**Data for the task**
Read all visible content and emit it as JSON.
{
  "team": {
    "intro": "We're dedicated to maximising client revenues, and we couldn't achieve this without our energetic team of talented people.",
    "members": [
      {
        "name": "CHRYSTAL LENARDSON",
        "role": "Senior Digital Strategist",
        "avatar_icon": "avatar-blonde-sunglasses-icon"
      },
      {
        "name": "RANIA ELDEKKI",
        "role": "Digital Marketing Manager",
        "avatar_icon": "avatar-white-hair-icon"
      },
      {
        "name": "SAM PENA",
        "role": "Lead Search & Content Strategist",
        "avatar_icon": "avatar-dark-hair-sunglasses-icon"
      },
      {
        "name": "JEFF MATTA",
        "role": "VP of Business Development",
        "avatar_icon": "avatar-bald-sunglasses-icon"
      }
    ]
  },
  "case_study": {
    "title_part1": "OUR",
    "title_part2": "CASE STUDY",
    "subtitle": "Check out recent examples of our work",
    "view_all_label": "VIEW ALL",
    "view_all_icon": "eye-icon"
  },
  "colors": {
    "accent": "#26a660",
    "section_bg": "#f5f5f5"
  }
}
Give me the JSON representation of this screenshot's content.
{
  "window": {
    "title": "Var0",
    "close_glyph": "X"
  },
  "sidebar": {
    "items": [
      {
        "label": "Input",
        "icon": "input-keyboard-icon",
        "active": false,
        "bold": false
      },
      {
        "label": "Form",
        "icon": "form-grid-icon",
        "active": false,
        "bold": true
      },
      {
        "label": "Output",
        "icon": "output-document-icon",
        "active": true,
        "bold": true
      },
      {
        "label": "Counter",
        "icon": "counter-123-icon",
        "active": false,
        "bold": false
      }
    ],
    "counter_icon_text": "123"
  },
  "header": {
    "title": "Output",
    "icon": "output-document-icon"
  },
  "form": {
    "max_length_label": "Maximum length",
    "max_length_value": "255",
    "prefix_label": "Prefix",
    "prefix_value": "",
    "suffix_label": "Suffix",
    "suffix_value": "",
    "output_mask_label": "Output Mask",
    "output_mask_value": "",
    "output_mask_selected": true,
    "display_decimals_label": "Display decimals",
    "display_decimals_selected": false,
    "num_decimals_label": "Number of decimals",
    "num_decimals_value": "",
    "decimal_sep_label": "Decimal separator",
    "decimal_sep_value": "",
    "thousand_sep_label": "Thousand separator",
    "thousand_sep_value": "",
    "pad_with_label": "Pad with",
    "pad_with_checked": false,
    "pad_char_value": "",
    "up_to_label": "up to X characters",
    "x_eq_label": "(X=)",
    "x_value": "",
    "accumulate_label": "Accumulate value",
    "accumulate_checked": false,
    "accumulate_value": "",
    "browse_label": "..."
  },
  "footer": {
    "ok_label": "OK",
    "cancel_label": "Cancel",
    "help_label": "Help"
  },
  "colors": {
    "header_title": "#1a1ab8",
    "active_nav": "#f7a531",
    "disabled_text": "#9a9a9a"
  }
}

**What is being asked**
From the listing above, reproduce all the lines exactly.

**Result for this exercise**
Read all visible content and emit it as JSON.
{
  "team": {
    "intro": "We're dedicated to maximising client revenues, and we couldn't achieve this without our energetic team of talented people.",
    "members": [
      {
        "name": "CHRYSTAL LENARDSON",
        "role": "Senior Digital Strategist",
        "avatar_icon": "avatar-blonde-sunglasses-icon"
      },
      {
        "name": "RANIA ELDEKKI",
        "role": "Digital Marketing Manager",
        "avatar_icon": "avatar-white-hair-icon"
      },
      {
        "name": "SAM PENA",
        "role": "Lead Search & Content Strategist",
        "avatar_icon": "avatar-dark-hair-sunglasses-icon"
      },
      {
        "name": "JEFF MATTA",
        "role": "VP of Business Development",
        "avatar_icon": "avatar-bald-sunglasses-icon"
      }
    ]
  },
  "case_study": {
    "title_part1": "OUR",
    "title_part2": "CASE STUDY",
    "subtitle": "Check out recent examples of our work",
    "view_all_label": "VIEW ALL",
    "view_all_icon": "eye-icon"
  },
  "colors": {
    "accent": "#26a660",
    "section_bg": "#f5f5f5"
  }
}
Give me the JSON representation of this screenshot's content.
{
  "window": {
    "title": "Var0",
    "close_glyph": "X"
  },
  "sidebar": {
    "items": [
      {
        "label": "Input",
        "icon": "input-keyboard-icon",
        "active": false,
        "bold": false
      },
      {
        "label": "Form",
        "icon": "form-grid-icon",
        "active": false,
        "bold": true
      },
      {
        "label": "Output",
        "icon": "output-document-icon",
        "active": true,
        "bold": true
      },
      {
        "label": "Counter",
        "icon": "counter-123-icon",
        "active": false,
        "bold": false
      }
    ],
    "counter_icon_text": "123"
  },
  "header": {
    "title": "Output",
    "icon": "output-document-icon"
  },
  "form": {
    "max_length_label": "Maximum length",
    "max_length_value": "255",
    "prefix_label": "Prefix",
    "prefix_value": "",
    "suffix_label": "Suffix",
    "suffix_value": "",
    "output_mask_label": "Output Mask",
    "output_mask_value": "",
    "output_mask_selected": true,
    "display_decimals_label": "Display decimals",
    "display_decimals_selected": false,
    "num_decimals_label": "Number of decimals",
    "num_decimals_value": "",
    "decimal_sep_label": "Decimal separator",
    "decimal_sep_value": "",
    "thousand_sep_label": "Thousand separator",
    "thousand_sep_value": "",
    "pad_with_label": "Pad with",
    "pad_with_checked": false,
    "pad_char_value": "",
    "up_to_label": "up to X characters",
    "x_eq_label": "(X=)",
    "x_value": "",
    "accumulate_label": "Accumulate value",
    "accumulate_checked": false,
    "accumulate_value": "",
    "browse_label": "..."
  },
  "footer": {
    "ok_label": "OK",
    "cancel_label": "Cancel",
    "help_label": "Help"
  },
  "colors": {
    "header_title": "#1a1ab8",
    "active_nav": "#f7a531",
    "disabled_text": "#9a9a9a"
  }
}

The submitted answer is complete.